Unloved Gift Bonanza: The auction sites that sell Christmas Yields and ex-display items at bargain basement prices – including iPhone11 Pros for less than £ 500 and VR headsets under £ 150
- Christmas yields don't always come back after being put back on shelves
- The cost of packaging, transshipment, and labor sometimes discourages stores from reselling
- They sometimes offer them on auction sites that can be bought cheaply
- Often these items are then resold by buyers on eBay or other auction sites
Bargain hunters looking for a deal in January may be looking in the wrong place.
While high street stores and online retailers are cutting prices on their winter lines, savvy bargain hunters are snapping up other cheap deals elsewhere.
Unloved gifts and old shop display items are being flogged at discounted prices on some UK auction sites that specialize in shop returns.
While many returns land back on the shelves, some large chain stores are unwilling to bother to replenish the returned goods.
And they often resell them on "Recommerce" websites – where savvy savers can get a deal at low basement prices.
On one website, John Pye, who specializes in returns, used and ex-display merchandise, is currently offering an iPhone11 Pro, which normally sells for an MSRP of £ 899 and can be bids for £ 450.
Another website, iBidder, sells unused display perfumes worth £ 80 for just £ 2.
One of the offers is for a 64GB iPhone 11 Pro: Current bid: £ 392 / MSRP: £ 889 from John Pye's website
Bargain hunters can bid for an Oculus Quest VR headset: Current bid: £ 90 / MSRP: £ 299 from John Pye
Aspiring baristas can bid for a Delonghi coffee maker: Current bid: £ 51 / MSRP: £ 209 for John Pye
Do you need a new laptop? A Lenvo Thinkpad P1 laptop currently has a bid of: £ 485 / MSRP: £ 2249 for John Pye
If you're happy with an unused display version of a perfume, Dolce and Gabbana Light Blue Eau de Toilette is: Current bid: £ 2 / MSRP: £ 80 at iBidder
Do you want new running shoes? Adidas Tresc Running Shoes: Current Bid: £ 30 / RRP: £ 110 at iBidder
How does the process work?
Some of the top deals on popular household items currently for sale
iPhone 11 Pro 64GB: Current bid: £ 392 / RRP: £ 889 – John Pye

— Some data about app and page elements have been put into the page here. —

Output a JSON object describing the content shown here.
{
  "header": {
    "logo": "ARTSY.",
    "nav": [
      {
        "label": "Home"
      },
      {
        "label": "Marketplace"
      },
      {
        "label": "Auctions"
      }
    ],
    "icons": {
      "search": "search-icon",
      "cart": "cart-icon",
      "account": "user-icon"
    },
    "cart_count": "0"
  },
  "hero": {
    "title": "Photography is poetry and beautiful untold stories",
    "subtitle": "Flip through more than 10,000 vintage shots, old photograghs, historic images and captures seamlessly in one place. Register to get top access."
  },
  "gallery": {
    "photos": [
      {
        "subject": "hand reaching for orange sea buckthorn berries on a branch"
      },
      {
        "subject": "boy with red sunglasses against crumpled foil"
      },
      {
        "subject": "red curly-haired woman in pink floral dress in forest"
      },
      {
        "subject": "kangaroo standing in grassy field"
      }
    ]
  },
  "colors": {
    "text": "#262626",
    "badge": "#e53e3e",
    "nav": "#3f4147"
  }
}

Oculus Quest VR Headset: Current Bid: £ 90 / MSRP: £ 299 – John Pye
Delonghi Coffee Maker: Current Bid: £ 51 / RRP: £ 209 – John Pye
Lenvo Thinkpad P1 Laptop: Current Bid: £ 485 / MSRP: £ 2249 – John Pye
Dolce and Gabbana Light Blue Eau de Toilette: Current bid: £ 2 / RRP: £ 80 – iBidder
Adidas Tresc Running Shoes: Current Bid: £ 30 / RRP: £ 110 – iBidder
Note: These are current bids from January 3rd at 1:00 p.m. There are also additional fees / buyer's commissions that can add to the overall cost.
Customers often return items they don't want or need to the retailer, regardless of whether those items were purchased online from sites like Amazon or High Street.
However, retailers sometimes do not replenish the returned items themselves for resale because the cost of doing so exceeds the value of those items.
So instead, the retailer decides to reduce its losses and redirect the returned items to third party sellers in the UK like iBidder and John Pye auctioneers.
The contractors then try to make a profit by either selling the products online to consumers or by selling them in bulk to wholesale buyers.
If that doesn't work, just recycle them. Otherwise, the items would be disposed of in a landfill, which would lead to environmental problems.
Over the past few years, ecommerce companies like Amazon have made it easier for consumers to return unwanted items.
The strategy behind this thought is that customers who find it easy to return items are more likely to shop at the same retailer again thanks to the pleasant experience they had getting their money back.
The recommerce market has created a third-party home industry that finds functional, sought-after items at great prices and then resells them on sites like Amazon and eBay.
There are two main reasons a retailer may not be able to resell a returned item, even if it is brand new and unused.
The first is the shipping and handling costs, as well as the shipping and labor costs associated with shipping it to the new buyer.
The second reason retail companies don't keep putting returned items on the shelves is because the longer an item has been out of circulation, the less value it traditionally has. Pictured: sales in Dublin in January
The second reason retail companies don't keep putting returned items on the shelves is because the longer an item has been out of circulation, the less value it traditionally has.
As for buyers, as always, keep the consumer smart as you are not always guaranteed a discount offer.
Due to the nature of the auctions, prices may occasionally increase towards average MSRP prices, and some websites add additional fees and buyer's commissions.